These words have become a prophecy fulfilled with India’s gracious hosting of this year’s meetings where ideas are being shared in the scores of seminars and exhibitions scheduled for the five-day event.
India is the fifth largest donor to Africa, having channeled over $54 billion into the continent in the past 20 years. The country has been a member-country of the AfDB since 1982 and has been contributing its quota to the Bank’s capital as well as various African countries’ economies “free of conditions”, in the Prime Minister’s words. There have been 144 credit extensions to 44 African countries worth $8 billion with $10 billion more to go into the pipeline over the next 10 years.
Perhaps, the most interesting point of this relationship, according to Mr Modi, is that “many of the challenges we face are the same”, referring of course, to Africa’s well-documented, chronic development challenges of inadequate infrastructure, development finance, women’s empowerment, governance etc.
India, fortunately, is successfully dealing with these issues. The country is indisputably one of the best performing emerging economies today. Just as it has learnt to deliver financial services to its teeming population from Kenya’s winning mobile banking platform, MPESA, India is willing to share some of its strategies with Africa.
A sampler of the strategies: giving subsidies directly to the poor rather than through middlemen, the elite or agencies that end up cornering them as repeatedly happens in many African countries. This measure helped the poor in India get access to affordable cooking gas while saving government $4 billion in three years which would have been diverted to private pockets. Today, over 50 million homes are connected to gas supplies, promoting environmental concerns in the country.
And for agriculture, India subsidizes inputs such as fertilizers, which are delivered directly to genuine, verifiable farmers rather than profit-seeking middlemen and fake farmers looking to game the system. The government has pioneered the Soil Health Card initiative which helps improve yield by availing the farmer useful soil analysis needed for selecting viable seeds and crops. What is more, the Indian government is prioritizing rural infrastructure such as roads, rails and power, which Prime Minister Modi hopes will be available in every village by next year.
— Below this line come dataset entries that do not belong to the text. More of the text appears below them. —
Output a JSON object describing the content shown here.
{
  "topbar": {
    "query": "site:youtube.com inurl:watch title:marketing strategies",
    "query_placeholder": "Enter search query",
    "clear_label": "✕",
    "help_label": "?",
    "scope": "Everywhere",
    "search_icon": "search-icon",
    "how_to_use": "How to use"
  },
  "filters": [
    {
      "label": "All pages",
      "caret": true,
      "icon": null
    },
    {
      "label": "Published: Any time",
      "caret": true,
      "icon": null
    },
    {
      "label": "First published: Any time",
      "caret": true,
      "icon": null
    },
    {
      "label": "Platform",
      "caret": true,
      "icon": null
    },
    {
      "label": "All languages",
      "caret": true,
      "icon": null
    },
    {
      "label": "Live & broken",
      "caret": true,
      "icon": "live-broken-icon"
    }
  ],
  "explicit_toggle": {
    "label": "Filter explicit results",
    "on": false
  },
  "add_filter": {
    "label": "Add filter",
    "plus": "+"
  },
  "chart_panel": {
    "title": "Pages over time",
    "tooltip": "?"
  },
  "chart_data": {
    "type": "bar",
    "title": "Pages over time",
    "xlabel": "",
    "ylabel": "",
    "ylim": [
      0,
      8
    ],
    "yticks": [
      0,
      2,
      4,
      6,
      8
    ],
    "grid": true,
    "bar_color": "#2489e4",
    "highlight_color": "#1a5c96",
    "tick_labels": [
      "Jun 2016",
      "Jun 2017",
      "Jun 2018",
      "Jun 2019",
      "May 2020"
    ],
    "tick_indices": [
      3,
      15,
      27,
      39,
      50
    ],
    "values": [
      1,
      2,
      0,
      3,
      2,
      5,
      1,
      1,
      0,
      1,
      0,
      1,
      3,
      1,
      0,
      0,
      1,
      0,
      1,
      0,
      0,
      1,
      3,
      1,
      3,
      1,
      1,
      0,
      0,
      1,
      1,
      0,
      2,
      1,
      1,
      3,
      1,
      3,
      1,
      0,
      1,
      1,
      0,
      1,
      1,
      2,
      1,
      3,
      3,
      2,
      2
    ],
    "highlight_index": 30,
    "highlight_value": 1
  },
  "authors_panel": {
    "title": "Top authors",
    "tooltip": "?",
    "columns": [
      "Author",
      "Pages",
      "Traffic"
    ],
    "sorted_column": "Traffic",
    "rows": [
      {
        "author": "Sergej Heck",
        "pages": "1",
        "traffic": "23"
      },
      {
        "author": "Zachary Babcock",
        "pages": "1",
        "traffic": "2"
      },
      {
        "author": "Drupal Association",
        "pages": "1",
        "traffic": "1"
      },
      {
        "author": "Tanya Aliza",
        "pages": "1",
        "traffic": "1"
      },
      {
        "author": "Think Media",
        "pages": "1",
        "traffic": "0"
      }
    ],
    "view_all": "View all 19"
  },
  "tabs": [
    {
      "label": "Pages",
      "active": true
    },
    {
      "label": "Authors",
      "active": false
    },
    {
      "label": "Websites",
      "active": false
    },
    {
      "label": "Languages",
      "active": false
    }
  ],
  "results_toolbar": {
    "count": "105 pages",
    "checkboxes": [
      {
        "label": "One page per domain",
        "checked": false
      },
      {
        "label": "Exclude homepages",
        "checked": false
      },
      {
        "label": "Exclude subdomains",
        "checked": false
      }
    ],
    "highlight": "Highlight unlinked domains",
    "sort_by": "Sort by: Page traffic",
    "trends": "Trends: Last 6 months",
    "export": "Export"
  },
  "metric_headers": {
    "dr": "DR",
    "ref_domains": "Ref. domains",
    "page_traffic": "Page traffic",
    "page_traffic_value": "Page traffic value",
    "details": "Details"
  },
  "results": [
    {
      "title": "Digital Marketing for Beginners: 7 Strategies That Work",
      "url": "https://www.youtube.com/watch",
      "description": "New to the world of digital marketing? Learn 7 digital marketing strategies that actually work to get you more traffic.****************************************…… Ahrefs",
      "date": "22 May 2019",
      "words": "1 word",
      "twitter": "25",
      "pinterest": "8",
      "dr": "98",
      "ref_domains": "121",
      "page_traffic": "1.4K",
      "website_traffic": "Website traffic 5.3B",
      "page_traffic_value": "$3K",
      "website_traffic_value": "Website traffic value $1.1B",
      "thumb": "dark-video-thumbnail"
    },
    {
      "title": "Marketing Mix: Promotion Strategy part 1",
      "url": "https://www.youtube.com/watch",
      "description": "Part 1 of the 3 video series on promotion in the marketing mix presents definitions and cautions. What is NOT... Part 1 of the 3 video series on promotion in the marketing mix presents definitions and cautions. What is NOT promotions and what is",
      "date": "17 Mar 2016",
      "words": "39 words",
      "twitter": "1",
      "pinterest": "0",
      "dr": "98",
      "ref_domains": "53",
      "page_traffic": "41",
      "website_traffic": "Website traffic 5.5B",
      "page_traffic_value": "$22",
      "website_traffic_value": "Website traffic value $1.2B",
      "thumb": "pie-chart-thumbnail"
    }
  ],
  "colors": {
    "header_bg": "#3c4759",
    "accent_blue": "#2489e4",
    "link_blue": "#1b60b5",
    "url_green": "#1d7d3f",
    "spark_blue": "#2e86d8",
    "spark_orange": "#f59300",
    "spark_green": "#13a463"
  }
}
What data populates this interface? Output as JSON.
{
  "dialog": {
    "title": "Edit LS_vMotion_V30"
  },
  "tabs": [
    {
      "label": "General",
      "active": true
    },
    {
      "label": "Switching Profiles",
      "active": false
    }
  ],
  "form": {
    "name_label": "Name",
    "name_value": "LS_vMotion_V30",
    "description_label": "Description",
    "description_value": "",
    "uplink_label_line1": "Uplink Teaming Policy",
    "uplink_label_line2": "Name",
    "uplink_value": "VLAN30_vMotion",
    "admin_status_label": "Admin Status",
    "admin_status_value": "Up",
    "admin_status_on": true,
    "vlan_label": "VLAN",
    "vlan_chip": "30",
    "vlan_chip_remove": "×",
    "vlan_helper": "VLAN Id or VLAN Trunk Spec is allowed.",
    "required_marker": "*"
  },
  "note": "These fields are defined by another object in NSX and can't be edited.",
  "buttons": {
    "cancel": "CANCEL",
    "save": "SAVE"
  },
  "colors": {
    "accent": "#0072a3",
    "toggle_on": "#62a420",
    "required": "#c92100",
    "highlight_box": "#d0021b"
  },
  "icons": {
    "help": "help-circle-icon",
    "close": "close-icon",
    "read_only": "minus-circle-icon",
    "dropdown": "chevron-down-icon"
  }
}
How will the so-called South–South Cooperation proceed? Again, PM Modi, a born orator, had a most disarming answer. “India,” he says, “cannot compete with Africa in long-distance running”. In a final flourish worthy of a top Thespian, he declaimed: “But I assure you, India will stand with you, shoulder to shoulder, in the difficult race towards development.”
Incidentally, President Macky Sall of Senegal, President Patrice Talon of Benin Republic and Cote d’Ivoire’s Vice President Daniel Kablan Duncan were on hand to take the message back to their fellow heads-of-state in the African Union.
The ball, as the saying goes, is now in Africa’s court.
By Joni Akpederi, with reports from Olisemeka Obeche, Osaze Omoragbon and Pita Ochai